Problem description.
Write only the number of lines in the entries that hold the string "icon".

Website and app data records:
>>>
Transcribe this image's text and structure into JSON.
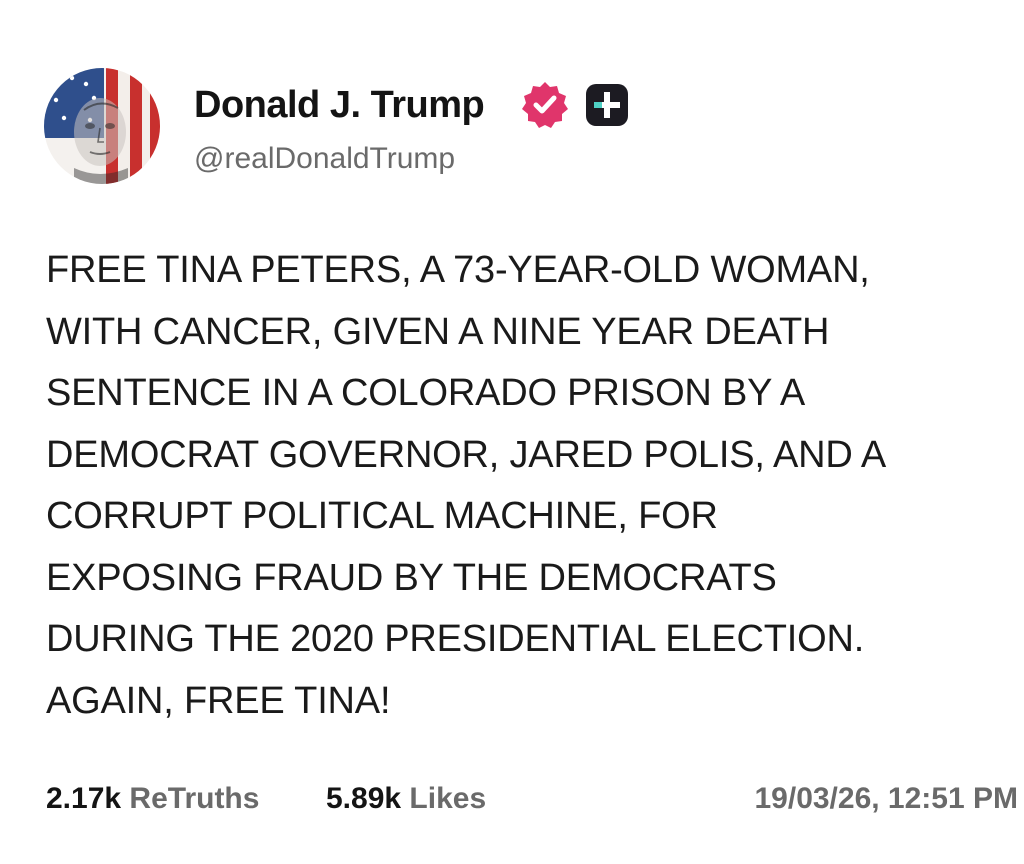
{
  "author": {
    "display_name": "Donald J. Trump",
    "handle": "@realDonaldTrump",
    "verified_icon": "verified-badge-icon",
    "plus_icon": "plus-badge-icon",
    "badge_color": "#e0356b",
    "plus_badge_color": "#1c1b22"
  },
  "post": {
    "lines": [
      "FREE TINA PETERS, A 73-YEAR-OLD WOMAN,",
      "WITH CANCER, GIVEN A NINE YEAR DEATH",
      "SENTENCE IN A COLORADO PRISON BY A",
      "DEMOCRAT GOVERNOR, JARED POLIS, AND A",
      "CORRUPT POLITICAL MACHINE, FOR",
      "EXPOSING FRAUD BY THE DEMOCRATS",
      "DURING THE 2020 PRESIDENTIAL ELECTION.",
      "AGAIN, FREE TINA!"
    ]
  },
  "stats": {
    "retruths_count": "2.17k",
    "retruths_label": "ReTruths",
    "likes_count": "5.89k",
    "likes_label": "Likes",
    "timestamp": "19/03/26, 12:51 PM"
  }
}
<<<
Exercise response.
2